Supplied records –
[Start of Attachment]
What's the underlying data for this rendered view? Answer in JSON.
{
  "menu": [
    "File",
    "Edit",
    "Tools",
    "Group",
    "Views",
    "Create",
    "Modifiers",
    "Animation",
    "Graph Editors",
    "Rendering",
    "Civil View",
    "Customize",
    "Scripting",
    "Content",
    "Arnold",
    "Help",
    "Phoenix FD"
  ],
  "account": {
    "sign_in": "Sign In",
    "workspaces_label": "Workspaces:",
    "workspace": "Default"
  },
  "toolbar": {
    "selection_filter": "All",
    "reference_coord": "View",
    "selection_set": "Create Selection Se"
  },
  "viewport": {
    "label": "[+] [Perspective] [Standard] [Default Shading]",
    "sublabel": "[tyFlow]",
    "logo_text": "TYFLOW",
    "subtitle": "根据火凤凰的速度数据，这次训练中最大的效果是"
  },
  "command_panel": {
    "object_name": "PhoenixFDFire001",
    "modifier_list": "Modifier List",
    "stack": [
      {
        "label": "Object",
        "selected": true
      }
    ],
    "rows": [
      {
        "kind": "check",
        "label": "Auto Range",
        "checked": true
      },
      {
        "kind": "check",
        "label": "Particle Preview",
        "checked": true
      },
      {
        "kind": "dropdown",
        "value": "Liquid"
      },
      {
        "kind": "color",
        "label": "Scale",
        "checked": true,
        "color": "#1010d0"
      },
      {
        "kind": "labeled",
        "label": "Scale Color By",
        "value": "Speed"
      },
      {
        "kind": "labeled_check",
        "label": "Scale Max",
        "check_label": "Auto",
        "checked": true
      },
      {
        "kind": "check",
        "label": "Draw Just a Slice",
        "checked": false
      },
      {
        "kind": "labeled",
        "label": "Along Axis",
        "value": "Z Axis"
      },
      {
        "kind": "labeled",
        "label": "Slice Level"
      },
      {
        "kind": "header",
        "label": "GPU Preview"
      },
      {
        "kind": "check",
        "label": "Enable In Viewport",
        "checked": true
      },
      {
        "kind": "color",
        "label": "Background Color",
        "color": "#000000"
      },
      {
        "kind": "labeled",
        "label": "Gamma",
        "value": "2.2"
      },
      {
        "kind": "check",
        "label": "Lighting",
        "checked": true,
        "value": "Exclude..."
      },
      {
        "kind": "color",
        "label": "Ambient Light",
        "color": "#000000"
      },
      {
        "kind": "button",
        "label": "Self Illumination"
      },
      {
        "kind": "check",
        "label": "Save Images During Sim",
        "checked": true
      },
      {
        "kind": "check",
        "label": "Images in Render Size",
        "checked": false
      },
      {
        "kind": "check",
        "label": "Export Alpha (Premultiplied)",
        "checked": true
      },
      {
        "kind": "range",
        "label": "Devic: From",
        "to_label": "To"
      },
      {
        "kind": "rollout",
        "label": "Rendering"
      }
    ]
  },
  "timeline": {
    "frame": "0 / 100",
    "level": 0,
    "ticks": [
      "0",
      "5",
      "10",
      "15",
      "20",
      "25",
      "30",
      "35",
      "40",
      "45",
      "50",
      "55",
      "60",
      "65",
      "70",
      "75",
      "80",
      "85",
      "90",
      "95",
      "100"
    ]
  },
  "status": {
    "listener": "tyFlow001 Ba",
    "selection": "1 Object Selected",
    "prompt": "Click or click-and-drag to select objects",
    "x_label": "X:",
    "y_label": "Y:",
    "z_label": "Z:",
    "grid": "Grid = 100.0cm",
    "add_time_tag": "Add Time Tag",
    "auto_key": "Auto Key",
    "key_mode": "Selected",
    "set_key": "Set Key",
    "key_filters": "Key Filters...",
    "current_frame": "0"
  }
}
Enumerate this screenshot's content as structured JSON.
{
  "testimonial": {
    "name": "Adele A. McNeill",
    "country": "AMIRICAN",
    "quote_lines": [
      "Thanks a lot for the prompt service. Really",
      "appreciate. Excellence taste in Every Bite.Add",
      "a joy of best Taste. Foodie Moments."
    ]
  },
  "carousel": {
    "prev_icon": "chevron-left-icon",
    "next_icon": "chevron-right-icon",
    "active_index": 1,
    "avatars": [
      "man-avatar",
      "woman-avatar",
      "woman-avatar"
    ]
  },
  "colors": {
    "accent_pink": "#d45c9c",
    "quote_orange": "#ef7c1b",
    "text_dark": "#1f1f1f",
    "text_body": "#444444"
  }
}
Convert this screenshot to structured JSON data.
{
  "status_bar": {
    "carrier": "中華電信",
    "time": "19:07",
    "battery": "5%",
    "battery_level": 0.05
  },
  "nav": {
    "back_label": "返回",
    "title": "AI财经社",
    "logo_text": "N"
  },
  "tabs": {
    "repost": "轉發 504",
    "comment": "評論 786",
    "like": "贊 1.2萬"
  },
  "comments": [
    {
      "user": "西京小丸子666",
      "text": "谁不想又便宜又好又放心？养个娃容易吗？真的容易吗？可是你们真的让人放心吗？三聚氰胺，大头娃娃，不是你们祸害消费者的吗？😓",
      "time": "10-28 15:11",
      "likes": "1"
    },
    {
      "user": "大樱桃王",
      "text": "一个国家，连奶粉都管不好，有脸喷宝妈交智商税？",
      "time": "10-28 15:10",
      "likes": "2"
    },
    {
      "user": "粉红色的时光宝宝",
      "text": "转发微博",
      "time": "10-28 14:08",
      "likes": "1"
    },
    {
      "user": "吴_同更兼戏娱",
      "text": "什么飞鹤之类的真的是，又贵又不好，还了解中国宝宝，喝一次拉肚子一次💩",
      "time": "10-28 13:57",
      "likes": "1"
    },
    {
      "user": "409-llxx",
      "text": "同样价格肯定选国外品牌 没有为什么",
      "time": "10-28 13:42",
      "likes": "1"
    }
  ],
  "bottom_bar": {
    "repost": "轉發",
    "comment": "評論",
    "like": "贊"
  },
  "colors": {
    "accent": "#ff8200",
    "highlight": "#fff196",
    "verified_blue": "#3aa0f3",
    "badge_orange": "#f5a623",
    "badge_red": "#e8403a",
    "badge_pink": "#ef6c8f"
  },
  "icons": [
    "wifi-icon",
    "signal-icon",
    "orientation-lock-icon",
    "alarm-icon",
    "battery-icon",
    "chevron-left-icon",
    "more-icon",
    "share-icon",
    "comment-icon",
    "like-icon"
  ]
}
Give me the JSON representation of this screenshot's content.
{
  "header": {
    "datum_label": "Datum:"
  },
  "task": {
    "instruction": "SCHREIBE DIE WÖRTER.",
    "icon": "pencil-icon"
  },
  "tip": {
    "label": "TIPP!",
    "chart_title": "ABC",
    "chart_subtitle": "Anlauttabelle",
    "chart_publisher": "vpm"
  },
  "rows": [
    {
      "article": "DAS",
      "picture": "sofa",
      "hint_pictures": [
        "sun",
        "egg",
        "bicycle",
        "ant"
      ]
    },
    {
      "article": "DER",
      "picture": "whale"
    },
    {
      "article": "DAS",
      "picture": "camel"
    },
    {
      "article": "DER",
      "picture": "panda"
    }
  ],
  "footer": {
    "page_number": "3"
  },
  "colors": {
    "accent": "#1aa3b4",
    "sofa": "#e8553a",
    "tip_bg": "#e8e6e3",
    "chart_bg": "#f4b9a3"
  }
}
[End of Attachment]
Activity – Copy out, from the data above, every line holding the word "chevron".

Solution –
    "prev_icon": "chevron-left-icon",
    "next_icon": "chevron-right-icon",
    "chevron-left-icon",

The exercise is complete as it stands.